▽

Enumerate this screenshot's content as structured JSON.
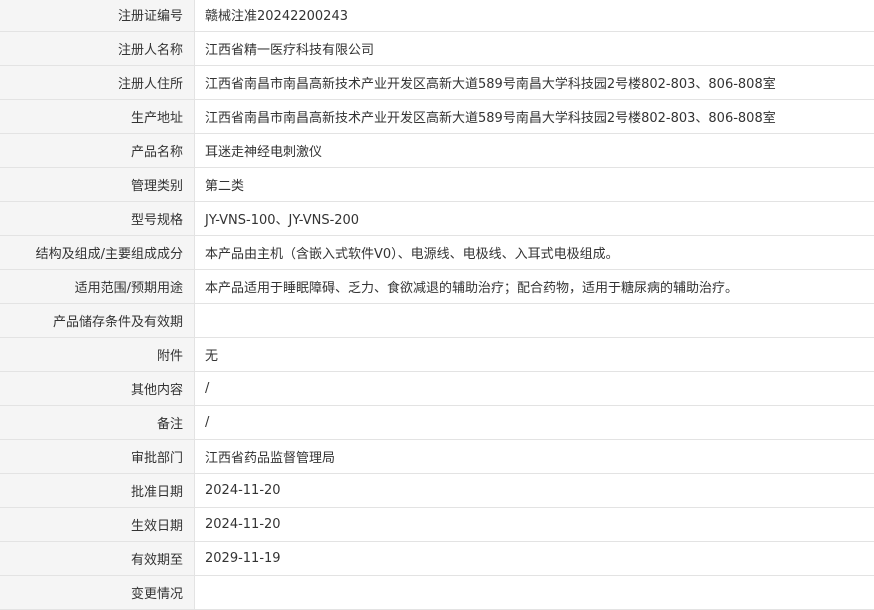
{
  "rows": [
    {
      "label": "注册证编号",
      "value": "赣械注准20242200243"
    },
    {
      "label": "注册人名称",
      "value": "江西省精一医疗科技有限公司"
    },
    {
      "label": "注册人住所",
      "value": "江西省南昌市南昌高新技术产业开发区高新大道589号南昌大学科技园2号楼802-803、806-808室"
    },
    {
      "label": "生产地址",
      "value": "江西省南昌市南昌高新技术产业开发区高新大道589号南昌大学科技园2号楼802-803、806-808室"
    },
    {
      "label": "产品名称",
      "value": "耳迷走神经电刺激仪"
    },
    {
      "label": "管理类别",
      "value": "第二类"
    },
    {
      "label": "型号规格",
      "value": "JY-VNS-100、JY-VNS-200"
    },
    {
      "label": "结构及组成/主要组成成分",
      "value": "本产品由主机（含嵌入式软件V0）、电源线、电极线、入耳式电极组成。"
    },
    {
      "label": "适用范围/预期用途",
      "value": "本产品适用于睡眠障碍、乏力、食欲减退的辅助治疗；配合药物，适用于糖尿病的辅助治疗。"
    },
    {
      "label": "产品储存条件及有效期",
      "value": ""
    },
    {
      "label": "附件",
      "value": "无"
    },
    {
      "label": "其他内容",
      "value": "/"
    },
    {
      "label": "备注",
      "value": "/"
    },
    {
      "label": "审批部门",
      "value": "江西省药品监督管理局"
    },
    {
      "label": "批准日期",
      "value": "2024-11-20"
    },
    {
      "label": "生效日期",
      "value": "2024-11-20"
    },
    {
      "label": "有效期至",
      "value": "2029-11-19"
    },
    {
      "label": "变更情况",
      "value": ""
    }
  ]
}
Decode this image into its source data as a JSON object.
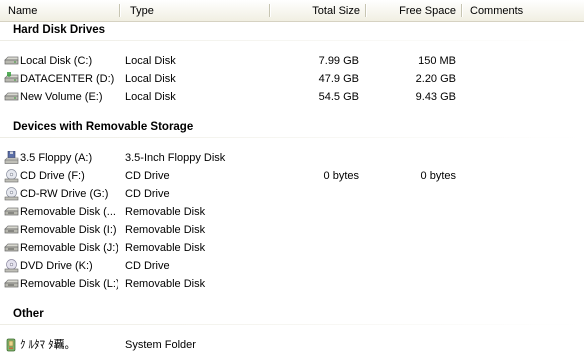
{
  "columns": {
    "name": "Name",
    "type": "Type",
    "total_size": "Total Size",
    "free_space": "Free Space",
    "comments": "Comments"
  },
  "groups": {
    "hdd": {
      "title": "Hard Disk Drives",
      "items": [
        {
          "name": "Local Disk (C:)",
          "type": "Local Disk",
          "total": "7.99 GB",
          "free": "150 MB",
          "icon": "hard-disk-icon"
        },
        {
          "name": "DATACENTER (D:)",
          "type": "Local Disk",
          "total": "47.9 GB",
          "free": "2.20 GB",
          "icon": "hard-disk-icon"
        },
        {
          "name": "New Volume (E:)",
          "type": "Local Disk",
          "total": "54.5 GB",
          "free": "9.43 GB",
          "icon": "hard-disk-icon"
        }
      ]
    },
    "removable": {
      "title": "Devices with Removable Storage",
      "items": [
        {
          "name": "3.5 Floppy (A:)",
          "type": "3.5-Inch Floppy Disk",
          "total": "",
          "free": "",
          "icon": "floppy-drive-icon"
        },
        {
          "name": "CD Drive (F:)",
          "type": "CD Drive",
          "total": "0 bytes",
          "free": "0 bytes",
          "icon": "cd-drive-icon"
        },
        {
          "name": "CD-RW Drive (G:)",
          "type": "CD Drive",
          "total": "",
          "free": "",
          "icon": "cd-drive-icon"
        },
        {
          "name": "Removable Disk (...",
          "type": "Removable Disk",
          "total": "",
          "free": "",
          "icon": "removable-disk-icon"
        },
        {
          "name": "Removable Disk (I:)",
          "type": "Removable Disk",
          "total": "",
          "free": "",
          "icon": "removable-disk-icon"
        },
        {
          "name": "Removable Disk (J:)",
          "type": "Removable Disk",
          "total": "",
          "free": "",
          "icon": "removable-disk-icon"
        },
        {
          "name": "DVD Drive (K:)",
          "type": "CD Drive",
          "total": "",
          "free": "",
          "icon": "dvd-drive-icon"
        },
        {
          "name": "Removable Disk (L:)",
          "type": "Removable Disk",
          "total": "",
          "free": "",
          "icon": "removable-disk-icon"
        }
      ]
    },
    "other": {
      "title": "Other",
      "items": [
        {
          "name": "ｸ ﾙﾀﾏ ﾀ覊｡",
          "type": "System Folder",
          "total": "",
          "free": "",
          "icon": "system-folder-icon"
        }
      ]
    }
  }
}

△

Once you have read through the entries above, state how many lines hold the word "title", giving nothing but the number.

* SOLUTION BELOW
3